And, here, by the way, I would like to mention that a tangential point buttressing our ideology was the fact that South Asian Muslims could never expect justice or fair play from Hindus. The realization of this fact was a factor in pushing Iqbal from the “Tarana-e-Hindi” to the “Tarana-e-Milli” and the Allahabad address of 1930. It also contributed to transforming Mohammad Ali Jinnah from the “Ambassador of Hindu-Muslim Unity” to the “Quaid-e-Azam of Pakistan.” But this wasn’t the only or most important factor in our ideology. It was, at best, a mere side note.
The ideology of Pakistan is nothing else than a vehement determination to create and run a state showcasing the unique Islamic virtues of justice, fair play, creativity, democracy, and culture.
And the fact of the matter is that our nation has been no more than a stain on this pristine vision until now. So, instead of advocating the “shedding” of this ideology in service of defeatism, perhaps we need to start working on first following that ideology.
In the 75 years of Pakistan, we have cried hoarse about ideology, but in a typical hypocritical manner, we have done precious little to actually serve that ideology. On the other hand, we have done a lot to undermine that ideology. I have no doubt that if we truly work and sacrifice to turn Iqbal’s vision into reality, both our security and economy will improve significantly. It isn’t the ideology that plagues us; it’s the hypocrisy, cowardice, and elite capture that have plagued us.
If I may turn the AVM’s phrase around: “Hypocrisy must never be the master. Ideology should be. Unless the hypocrisy born of indolence and cowardice is banished, it will fuel defeatism, which is completely misplaced and ruinous.”
The views expressed in this article are the author’s own.
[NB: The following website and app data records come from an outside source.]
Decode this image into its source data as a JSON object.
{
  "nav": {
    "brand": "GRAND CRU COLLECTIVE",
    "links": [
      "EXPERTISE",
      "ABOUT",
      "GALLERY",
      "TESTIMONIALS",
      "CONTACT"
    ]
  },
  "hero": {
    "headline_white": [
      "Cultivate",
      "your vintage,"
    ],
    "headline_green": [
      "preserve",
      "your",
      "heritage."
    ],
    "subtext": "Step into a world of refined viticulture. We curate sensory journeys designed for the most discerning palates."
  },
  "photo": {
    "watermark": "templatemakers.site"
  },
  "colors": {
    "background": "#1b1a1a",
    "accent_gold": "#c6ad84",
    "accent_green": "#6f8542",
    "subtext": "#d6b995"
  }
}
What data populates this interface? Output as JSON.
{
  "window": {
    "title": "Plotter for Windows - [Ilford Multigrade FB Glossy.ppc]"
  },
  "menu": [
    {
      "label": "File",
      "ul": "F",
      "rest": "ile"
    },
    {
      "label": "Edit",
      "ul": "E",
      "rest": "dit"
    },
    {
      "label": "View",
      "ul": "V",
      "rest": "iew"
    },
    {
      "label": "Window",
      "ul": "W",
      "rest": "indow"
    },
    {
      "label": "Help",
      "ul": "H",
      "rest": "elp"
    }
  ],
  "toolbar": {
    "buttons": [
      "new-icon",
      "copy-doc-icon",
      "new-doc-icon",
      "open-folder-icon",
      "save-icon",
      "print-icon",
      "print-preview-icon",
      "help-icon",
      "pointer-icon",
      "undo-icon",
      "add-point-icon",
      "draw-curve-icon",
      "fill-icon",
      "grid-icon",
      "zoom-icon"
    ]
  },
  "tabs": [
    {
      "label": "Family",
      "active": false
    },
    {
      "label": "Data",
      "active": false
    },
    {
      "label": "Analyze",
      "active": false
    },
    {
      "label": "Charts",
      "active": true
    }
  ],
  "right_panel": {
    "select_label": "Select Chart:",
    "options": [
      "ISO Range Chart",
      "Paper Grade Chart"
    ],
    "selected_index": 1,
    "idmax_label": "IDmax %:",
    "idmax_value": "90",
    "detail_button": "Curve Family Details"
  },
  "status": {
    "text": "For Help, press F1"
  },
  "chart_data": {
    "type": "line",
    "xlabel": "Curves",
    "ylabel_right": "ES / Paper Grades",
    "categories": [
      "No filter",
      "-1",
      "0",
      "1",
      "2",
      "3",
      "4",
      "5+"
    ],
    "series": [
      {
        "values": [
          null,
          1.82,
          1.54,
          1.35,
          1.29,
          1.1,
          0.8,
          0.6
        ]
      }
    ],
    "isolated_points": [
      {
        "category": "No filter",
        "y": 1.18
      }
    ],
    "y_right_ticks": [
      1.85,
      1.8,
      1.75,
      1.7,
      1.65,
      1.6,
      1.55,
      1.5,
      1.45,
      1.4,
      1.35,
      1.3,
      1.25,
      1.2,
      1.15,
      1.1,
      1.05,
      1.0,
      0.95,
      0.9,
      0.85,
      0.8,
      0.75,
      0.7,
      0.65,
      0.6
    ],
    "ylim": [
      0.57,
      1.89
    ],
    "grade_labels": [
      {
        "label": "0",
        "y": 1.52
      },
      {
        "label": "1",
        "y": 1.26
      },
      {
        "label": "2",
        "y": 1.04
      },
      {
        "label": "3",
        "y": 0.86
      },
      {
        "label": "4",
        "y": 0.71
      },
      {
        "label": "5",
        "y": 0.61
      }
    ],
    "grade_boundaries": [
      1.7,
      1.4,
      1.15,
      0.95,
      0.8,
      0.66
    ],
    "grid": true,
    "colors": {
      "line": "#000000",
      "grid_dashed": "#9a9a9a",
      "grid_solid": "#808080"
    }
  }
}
They do not necessarily reflect the editorial policy of the South Asia Times.